Friday, June 02, 2006
- Welcome to Atlanta where the players play.
Yeah, except not so much. Here is the thing: at the moment, I am overcome with temptation to write the sentence- I loathe Atlanta. That, of course, would be ridiculous, seeing as how I have been here for less than 24 hours. Furthermore, B & I went to the ATL with another coworker for a long weekend some years back and did not break out into hives. Though our coworker G had some meltdowns- in the CNN cafe, G burst into tears, prompting an exchanged glance between B & me that cemented our friendship forever- for the most part, we found the city worthy of recommendation.
Maybe it is the sweltering humidity. Maybe it is the fact that this is the first, brief respite I have had from my very needy coworkers. But maybe, more likely, most probably, I am homesick. Absurd, but true. Not two days after returning to San Francisco, I rearranged my suitcase and shipped out again. I do not know how some people do it. Sure, there are accomodations, heavenly beds. But honestly, nothing could be more heavenly than being back home, in my netherworld of a crack shack.
There is curious contrast at work.

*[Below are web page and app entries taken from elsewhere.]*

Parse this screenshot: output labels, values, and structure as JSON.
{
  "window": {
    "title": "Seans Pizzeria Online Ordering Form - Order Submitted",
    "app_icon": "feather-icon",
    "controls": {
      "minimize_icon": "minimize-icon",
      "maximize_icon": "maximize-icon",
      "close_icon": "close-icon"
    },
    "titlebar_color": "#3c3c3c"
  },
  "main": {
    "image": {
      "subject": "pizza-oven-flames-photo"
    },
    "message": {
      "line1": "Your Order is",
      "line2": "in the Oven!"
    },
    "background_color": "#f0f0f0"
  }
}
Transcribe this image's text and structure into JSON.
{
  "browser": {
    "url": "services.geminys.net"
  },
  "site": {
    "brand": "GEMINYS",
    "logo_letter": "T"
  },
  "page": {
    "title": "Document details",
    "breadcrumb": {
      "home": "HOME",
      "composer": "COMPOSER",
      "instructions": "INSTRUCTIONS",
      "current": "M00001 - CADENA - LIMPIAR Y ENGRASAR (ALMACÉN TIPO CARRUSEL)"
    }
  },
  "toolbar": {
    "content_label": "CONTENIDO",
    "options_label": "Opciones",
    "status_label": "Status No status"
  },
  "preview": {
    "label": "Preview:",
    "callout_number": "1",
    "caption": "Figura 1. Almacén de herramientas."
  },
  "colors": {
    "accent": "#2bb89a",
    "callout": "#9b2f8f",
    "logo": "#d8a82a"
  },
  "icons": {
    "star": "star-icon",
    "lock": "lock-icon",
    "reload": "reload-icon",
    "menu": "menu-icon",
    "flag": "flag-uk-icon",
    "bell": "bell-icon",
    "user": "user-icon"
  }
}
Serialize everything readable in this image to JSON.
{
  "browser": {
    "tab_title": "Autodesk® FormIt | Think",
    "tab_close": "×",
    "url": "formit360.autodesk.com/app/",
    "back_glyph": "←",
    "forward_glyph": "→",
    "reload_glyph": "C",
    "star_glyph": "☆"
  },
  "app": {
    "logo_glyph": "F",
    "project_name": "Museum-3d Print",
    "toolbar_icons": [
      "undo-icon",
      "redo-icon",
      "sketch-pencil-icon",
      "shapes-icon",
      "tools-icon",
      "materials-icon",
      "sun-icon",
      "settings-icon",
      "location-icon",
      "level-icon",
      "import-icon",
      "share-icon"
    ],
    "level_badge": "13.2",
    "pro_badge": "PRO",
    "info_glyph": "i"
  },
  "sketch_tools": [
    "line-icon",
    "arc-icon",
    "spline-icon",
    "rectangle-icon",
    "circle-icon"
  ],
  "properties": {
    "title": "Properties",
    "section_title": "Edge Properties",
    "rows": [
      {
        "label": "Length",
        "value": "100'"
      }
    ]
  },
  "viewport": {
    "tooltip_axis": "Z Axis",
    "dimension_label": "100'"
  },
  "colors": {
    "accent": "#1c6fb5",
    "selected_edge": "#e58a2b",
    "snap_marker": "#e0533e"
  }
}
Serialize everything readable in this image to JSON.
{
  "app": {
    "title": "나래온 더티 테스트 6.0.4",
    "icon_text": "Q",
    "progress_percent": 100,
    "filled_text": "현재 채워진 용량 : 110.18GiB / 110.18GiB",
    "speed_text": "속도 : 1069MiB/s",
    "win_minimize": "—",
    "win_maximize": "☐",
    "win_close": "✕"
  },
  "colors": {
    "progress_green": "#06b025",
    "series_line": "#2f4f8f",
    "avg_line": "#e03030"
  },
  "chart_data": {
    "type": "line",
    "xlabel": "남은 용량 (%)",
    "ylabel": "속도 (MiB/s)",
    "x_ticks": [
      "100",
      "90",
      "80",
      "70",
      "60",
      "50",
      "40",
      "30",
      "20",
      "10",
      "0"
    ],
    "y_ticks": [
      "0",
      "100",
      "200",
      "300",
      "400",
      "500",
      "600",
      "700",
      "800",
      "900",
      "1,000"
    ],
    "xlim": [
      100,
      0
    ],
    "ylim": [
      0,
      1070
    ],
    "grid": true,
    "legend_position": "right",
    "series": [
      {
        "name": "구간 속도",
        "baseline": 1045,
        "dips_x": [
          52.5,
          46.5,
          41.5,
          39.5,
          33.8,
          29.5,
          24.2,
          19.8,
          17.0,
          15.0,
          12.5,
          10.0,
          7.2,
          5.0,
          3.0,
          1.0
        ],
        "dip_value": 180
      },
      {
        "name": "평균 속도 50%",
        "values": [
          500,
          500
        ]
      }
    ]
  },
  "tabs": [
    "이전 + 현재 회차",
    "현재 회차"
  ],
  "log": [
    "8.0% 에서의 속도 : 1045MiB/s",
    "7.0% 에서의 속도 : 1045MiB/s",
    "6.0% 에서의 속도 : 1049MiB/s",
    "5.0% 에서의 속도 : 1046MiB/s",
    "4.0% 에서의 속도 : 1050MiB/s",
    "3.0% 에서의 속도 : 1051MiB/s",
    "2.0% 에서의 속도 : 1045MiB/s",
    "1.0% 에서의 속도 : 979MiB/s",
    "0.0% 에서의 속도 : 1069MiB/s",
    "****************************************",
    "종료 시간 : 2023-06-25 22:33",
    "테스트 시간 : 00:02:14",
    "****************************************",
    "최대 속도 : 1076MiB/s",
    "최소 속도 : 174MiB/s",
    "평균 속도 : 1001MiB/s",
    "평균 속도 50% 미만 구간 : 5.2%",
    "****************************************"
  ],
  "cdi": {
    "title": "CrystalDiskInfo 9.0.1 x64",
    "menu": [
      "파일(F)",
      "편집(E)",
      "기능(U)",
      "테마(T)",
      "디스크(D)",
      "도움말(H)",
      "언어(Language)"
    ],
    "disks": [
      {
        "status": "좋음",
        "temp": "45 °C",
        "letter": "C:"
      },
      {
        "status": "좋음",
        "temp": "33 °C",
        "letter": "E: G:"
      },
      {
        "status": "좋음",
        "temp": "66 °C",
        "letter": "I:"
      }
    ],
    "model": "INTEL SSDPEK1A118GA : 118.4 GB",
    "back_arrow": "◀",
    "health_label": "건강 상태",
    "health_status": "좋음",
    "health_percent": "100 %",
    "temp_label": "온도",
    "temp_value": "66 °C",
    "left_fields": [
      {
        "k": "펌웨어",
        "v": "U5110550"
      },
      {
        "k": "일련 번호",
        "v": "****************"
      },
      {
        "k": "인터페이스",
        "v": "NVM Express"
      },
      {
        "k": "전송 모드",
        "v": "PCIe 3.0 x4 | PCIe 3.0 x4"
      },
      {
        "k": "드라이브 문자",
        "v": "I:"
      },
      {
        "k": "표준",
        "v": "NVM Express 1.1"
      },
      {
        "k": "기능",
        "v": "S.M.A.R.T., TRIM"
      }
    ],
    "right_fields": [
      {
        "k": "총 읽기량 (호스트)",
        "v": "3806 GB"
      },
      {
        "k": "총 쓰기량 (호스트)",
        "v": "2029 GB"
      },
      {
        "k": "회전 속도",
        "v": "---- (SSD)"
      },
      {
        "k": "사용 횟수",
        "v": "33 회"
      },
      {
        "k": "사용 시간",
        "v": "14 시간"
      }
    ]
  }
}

My previous trip to Atlanta was prompted by the exact opposite sentiment about home. When living in New Jersey, I felt so uneasy and restless that I was available at any moment's notice to leave the state. So, any excuse or opportunity to take off for the weekend was seized. And I went with no expectations, because I blindly accepted that wherever I was going was better than my point of departure. Conversely, now, no place measures up.
But the ATL and I shall have to make amends, or I shall have a rough five days to be sure. If it lowers its humidity by 10%, I will lower my expectations by 20%. Deal?